Take a walk around the city centre or step into the outskirts of the Ethiopian capital, Addis Ababa, and you will notice how this city of more than 5 million inhabitants has transformed these days, especially in the past 10 years. New real estate projects are mushrooming in the suburbs and shiny glass and steel buildings are growing everyday thanks to the prevalence of a booming construction sector that now constitutes a huge chunk of the country’s economic activity.
However, the issue of affordability, quality and the displacement of farmers on the outskirts of the capital still persist.
Recent violent clashes between police and student protesters have claimed the lives of thousands of Ethiopians. That in part was triggered by anger towards the government’s plans to expand the city boundaries into the adjacent Oromia region. This expansion plan was to provide more land for industries and housing projects.
A series of recent building collapses in some parts of the country has raised the issue of quality, which some say is completely disregarded. In February 2017, a three-flat building in Addis Ababa’s Bole Sub-city collapsed and a bank underneath was forced to evacuate, though no casualties were reported besides injuries. Ten months earlier, another building had collapsed in the same area. In July 2017, a building collapse in Ethiopia's Arba Minch city, 435 km south of capital Addis Ababa, killed four people and injured 11 others, Xinhua news agency reported. This has alarmed government officials and occupants of buildings alike.
Many people complain that most of the real estate developers’ properties are beyond the means of the majority of Ethiopians, and mainly cater for the rich and the diaspora.
Despite all the odds, Ethiopian officials are aiming to build millions of housing units in the next five years as part of the second Growth and Transformation Plan (GTP 2). The Ministry of Urban Development, Housing & Construction is spearheading the effort.
Mohammedzain Kedir, policy and programme bureau officer of the ministry, told Ethiopian local media the construction involves 750,000 houses in urban and 1.7 million houses in rural areas, thereby creating 600,000 jobs. These all are part of the government housing project.
In the private sector, real estate developers are trying to benefit from the construction boom by embarking on massive projects. The major players so far are Yotek, Sunshine, Tsehay, Ayat, Country Club Developers and Ropack, among others. Most of these construction companies are labelled as Grade 1 contractors with substantial capacity to carry out road, building, bridge and other infrastructure projects.
In addition, major international real estate companies, such as the Egypt-based Arab Contractors Company, are also trying to grab the opportunity by entering the local market,. This Egyptian company is currently working on two projects in Ethiopia at an investment of more than $111 million. It is also studying a plan for a new affordable housing project in Addis Ababa, mainly residential units of seven, nine and 12 floors each.
According to UN Habitat, about 70% of Ethiopia’s population lives in slums with inhuman and unhygienic conditions. Additionally, over 80% of the homes are “Chika houses” – made of mud walls and wood – and 35% of the solid waste generated by the city is not collected. According to its latest finding, only about 9% of the built up areas have connections to a sewerage system and about 71% of households do not have adequate sanitation.

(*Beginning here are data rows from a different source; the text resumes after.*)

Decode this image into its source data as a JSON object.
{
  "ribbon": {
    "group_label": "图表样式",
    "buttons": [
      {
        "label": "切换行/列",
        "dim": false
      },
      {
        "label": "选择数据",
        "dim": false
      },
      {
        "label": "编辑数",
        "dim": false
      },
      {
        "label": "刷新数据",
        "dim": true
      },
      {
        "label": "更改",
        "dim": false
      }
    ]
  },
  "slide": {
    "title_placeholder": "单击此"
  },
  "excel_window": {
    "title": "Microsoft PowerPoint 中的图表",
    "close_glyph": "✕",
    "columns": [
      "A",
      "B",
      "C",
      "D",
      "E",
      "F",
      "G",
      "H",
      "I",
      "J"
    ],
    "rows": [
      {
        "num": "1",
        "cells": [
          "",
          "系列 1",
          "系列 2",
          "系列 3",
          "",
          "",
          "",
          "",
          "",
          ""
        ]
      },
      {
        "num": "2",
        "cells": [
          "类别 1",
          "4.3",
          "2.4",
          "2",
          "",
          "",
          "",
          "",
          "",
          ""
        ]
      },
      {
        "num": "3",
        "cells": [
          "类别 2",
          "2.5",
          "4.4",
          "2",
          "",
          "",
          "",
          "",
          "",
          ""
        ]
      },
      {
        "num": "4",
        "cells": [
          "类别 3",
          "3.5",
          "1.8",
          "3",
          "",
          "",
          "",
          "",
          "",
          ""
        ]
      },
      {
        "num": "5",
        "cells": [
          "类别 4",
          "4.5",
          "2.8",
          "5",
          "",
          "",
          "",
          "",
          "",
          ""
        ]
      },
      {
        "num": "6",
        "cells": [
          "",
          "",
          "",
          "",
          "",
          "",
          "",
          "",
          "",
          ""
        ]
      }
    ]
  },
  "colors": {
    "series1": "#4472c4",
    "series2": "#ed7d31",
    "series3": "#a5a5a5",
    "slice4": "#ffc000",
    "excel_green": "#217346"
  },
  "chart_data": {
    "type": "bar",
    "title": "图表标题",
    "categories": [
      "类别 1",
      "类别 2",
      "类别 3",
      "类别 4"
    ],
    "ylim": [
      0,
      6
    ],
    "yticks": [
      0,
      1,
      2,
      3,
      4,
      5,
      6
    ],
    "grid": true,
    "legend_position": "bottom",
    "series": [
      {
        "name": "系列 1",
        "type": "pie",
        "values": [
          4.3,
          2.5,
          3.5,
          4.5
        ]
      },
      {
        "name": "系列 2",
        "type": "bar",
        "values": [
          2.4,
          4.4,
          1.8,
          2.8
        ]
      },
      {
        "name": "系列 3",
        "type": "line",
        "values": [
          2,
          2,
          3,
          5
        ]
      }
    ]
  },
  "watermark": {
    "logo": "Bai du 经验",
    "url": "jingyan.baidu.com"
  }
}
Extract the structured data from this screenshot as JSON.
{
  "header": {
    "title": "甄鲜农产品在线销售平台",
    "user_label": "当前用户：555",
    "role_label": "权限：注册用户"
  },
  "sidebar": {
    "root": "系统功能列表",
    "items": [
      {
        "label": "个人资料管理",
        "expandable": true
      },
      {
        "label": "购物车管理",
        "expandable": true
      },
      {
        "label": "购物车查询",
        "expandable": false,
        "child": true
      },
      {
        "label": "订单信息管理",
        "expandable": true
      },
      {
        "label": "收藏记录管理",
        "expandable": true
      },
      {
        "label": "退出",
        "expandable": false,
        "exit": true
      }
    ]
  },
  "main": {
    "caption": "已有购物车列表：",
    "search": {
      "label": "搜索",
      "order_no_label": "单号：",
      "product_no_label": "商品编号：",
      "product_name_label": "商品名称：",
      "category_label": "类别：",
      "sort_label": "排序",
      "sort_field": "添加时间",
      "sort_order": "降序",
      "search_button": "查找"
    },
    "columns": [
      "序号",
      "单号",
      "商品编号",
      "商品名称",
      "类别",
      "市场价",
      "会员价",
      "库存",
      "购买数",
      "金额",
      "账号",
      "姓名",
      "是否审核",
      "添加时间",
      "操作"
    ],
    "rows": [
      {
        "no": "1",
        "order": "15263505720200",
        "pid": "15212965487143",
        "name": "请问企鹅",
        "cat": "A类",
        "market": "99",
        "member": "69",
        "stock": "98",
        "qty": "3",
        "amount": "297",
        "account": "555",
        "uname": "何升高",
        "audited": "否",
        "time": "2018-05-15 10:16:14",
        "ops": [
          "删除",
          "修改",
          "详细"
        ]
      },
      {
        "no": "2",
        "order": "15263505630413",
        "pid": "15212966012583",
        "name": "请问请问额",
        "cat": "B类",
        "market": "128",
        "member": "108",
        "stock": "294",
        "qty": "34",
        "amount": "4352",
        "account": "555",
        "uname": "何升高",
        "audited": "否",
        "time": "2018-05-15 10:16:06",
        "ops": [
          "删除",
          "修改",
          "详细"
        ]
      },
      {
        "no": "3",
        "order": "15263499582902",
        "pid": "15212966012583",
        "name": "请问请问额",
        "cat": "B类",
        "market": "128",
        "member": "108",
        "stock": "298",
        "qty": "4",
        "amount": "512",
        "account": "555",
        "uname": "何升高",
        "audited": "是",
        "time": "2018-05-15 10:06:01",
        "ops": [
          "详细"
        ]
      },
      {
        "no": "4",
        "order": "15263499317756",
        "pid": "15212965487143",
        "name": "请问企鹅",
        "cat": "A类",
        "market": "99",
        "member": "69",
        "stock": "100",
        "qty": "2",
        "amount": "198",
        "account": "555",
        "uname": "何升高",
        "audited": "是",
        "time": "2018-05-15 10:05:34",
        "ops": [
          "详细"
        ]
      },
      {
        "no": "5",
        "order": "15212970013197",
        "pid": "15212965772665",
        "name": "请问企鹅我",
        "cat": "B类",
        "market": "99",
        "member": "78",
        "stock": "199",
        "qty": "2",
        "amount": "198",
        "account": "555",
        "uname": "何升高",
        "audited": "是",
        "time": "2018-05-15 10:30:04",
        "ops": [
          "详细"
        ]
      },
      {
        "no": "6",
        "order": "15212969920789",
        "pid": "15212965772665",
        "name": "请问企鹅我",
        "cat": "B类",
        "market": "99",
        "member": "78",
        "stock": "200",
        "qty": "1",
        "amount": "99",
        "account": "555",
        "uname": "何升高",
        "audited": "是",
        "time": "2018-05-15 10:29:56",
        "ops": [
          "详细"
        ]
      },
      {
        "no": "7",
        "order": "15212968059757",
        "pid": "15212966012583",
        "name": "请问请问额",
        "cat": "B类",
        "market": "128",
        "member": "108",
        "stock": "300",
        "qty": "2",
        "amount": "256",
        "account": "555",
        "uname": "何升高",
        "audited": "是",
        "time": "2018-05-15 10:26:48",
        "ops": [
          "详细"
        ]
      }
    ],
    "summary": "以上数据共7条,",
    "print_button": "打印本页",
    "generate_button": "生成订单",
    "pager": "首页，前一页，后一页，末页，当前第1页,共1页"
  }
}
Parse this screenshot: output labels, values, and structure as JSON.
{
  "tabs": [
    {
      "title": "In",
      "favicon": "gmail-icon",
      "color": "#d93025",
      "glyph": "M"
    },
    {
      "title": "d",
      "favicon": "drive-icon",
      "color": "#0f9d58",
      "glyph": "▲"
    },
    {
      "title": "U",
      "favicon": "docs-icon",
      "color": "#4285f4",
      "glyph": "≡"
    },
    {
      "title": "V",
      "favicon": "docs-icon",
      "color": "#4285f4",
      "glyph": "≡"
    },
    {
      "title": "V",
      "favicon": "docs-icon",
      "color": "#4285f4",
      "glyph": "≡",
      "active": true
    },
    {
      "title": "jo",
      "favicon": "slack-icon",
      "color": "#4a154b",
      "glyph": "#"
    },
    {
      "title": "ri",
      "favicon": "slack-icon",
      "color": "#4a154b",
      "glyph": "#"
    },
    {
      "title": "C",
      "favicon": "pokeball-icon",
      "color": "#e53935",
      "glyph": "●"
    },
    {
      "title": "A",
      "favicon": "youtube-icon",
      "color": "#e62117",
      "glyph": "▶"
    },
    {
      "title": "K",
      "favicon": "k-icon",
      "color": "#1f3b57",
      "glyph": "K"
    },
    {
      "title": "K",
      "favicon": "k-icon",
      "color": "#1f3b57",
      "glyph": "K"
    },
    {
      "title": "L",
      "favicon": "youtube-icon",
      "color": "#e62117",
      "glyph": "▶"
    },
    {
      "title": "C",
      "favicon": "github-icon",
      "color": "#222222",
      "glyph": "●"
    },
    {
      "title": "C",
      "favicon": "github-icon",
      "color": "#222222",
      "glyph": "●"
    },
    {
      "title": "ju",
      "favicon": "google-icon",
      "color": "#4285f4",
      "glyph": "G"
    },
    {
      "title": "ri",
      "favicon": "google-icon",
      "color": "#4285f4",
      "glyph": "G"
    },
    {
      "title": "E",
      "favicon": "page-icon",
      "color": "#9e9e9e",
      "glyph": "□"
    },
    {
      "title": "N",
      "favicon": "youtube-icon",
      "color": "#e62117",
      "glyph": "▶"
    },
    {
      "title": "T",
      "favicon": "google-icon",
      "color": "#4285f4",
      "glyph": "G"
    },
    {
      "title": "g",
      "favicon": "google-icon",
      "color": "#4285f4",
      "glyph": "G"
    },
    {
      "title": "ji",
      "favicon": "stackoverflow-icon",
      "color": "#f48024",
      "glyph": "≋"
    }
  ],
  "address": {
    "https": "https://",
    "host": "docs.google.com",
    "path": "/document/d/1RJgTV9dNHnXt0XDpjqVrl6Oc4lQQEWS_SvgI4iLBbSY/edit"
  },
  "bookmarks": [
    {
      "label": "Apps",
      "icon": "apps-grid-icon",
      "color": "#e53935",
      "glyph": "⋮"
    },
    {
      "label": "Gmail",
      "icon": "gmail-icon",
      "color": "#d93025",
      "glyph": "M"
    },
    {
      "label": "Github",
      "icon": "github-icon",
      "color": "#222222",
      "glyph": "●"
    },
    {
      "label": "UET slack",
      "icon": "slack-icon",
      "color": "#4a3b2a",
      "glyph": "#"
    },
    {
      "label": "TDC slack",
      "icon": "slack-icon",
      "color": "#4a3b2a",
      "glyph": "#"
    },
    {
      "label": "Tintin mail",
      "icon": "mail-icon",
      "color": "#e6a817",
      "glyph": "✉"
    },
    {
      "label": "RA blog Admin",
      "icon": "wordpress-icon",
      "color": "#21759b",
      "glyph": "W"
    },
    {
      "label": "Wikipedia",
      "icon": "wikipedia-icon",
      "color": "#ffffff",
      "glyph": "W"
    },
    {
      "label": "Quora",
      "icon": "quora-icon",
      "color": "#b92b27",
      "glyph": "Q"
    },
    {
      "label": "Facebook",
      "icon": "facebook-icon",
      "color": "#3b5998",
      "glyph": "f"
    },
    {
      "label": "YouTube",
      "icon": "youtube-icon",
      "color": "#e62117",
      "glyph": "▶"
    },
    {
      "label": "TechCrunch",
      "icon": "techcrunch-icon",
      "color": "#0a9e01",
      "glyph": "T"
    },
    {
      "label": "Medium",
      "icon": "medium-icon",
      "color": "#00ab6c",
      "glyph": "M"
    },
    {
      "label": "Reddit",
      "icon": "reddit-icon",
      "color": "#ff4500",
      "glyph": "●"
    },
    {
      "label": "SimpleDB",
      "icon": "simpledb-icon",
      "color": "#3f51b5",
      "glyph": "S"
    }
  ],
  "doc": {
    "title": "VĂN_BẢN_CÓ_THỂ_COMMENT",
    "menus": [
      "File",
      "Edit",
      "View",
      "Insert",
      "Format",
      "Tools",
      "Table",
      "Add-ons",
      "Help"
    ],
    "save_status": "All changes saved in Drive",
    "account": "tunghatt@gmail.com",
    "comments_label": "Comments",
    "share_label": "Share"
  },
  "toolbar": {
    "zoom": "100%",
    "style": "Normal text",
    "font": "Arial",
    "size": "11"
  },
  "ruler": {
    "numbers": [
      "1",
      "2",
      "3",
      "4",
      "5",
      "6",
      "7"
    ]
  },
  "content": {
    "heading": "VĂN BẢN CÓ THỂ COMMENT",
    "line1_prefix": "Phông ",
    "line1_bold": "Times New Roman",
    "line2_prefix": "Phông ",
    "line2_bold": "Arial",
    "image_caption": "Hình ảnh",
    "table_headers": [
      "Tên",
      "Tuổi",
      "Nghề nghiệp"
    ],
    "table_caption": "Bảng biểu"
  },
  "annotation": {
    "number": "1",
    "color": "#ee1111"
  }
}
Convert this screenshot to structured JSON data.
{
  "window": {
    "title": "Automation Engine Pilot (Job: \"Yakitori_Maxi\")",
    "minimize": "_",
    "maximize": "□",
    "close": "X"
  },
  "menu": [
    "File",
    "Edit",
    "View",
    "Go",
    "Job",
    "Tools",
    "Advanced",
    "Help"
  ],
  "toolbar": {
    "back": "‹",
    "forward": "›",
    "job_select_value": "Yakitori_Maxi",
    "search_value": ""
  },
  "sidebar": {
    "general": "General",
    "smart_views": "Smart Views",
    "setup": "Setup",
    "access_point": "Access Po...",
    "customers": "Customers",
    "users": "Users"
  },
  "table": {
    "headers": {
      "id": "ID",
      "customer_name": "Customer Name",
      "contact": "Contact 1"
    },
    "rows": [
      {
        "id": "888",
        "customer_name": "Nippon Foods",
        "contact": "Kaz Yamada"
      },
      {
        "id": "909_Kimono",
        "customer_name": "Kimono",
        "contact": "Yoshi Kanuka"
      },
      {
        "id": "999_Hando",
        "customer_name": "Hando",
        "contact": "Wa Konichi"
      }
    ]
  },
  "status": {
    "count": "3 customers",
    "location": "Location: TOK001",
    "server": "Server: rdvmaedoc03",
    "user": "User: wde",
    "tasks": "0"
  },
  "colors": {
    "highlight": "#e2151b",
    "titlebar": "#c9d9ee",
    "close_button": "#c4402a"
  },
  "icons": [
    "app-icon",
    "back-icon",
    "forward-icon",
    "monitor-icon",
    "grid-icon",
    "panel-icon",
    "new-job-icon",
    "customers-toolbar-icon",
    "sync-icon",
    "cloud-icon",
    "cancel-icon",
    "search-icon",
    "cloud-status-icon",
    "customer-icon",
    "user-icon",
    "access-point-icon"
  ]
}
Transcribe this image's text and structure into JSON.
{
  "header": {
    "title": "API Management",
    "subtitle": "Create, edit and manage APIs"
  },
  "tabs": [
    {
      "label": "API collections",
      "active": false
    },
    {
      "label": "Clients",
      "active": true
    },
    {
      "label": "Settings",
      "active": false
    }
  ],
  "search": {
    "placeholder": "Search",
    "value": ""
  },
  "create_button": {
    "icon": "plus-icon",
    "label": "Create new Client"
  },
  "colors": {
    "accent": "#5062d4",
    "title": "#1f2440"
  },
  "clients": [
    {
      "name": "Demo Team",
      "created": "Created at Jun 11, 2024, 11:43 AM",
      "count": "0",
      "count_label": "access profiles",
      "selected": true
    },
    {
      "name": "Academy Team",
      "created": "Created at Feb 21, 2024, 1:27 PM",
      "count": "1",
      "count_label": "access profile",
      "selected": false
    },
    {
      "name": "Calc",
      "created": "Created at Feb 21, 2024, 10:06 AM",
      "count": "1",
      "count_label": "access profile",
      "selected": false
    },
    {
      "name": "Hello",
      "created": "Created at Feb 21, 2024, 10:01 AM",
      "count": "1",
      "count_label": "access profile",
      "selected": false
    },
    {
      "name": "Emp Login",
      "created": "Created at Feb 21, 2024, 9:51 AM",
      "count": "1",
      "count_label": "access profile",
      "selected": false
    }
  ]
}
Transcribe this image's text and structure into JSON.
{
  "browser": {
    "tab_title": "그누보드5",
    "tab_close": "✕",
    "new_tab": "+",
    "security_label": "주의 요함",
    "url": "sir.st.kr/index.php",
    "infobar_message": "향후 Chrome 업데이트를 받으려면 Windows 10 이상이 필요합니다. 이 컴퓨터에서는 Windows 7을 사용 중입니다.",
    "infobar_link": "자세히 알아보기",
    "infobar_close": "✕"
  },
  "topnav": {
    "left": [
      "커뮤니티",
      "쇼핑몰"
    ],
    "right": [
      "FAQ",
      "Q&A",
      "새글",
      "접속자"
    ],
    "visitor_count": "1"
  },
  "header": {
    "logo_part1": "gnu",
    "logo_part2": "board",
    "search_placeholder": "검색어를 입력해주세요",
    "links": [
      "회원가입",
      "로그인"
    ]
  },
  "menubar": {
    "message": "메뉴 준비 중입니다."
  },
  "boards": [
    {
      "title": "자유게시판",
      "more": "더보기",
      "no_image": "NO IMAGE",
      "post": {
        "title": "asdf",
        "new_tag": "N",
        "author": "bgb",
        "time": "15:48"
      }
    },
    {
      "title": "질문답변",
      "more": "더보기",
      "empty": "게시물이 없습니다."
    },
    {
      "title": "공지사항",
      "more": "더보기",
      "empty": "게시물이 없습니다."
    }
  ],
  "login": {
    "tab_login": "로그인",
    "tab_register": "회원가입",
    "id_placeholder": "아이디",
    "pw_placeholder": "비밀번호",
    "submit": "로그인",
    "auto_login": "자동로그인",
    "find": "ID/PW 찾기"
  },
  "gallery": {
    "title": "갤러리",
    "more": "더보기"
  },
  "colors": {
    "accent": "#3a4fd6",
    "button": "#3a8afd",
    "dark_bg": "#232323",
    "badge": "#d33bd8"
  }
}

Private real estate developers have continued to put their mark on the city in the past decade and many of them are credited for the emergence of new neighbourhoods on the outskirts of the capital. Yet many criticise this sub-sector for remaining an exclusive high-income club at the top end of the property market. And they don’t seem to be going down the income ladder anytime soon.
Many say the private developers’ market has ended up supplying an exclusively luxury accommodation range whose average selling price is far beyond the means of the middle-income consumer.
Data from the African Housing Finance Handbook 2015 has indicated that the price of the cheapest developer property that is sold in Addis Ababa is $34,000 ($567 per sq. m). This is substantiated by LAMUDI, an on-line commercial property listing platform, which compared the $477 per square meter average price with much more expensive properties in Africa and the world. This actually is nowhere near the average annual household income, which is in the neighbourhood of $1,700.
According to government figures, Ethiopia currently has 50 licensed companies operating in the market, exclusively catering for high-income groups and providing exclusively high-end luxury accommodation.
Ethiopian authorities have been rolling out what experts consider to be the largest social housing project in Africa, and one of the most ambitious in the developing world. This “Condominium Housing Project” has delivered accommodation for the past decade, though demand and supply have not been at par. To deal with this, Ethiopia’s Federal Housing Corporation unveiled in June this year another mega project for constructing 16,173 residences in Addis Ababa at an estimated cost of 33 billion birr ($1.18 billion). However, in Addis Ababa alone, over 755,535 house seekers have been registered for low-cost housing schemes, according to local The Reporter newspaper. “Out of these 126, 529 are government employees. But no evidence is collected on how many employees are under the federal government,” it added.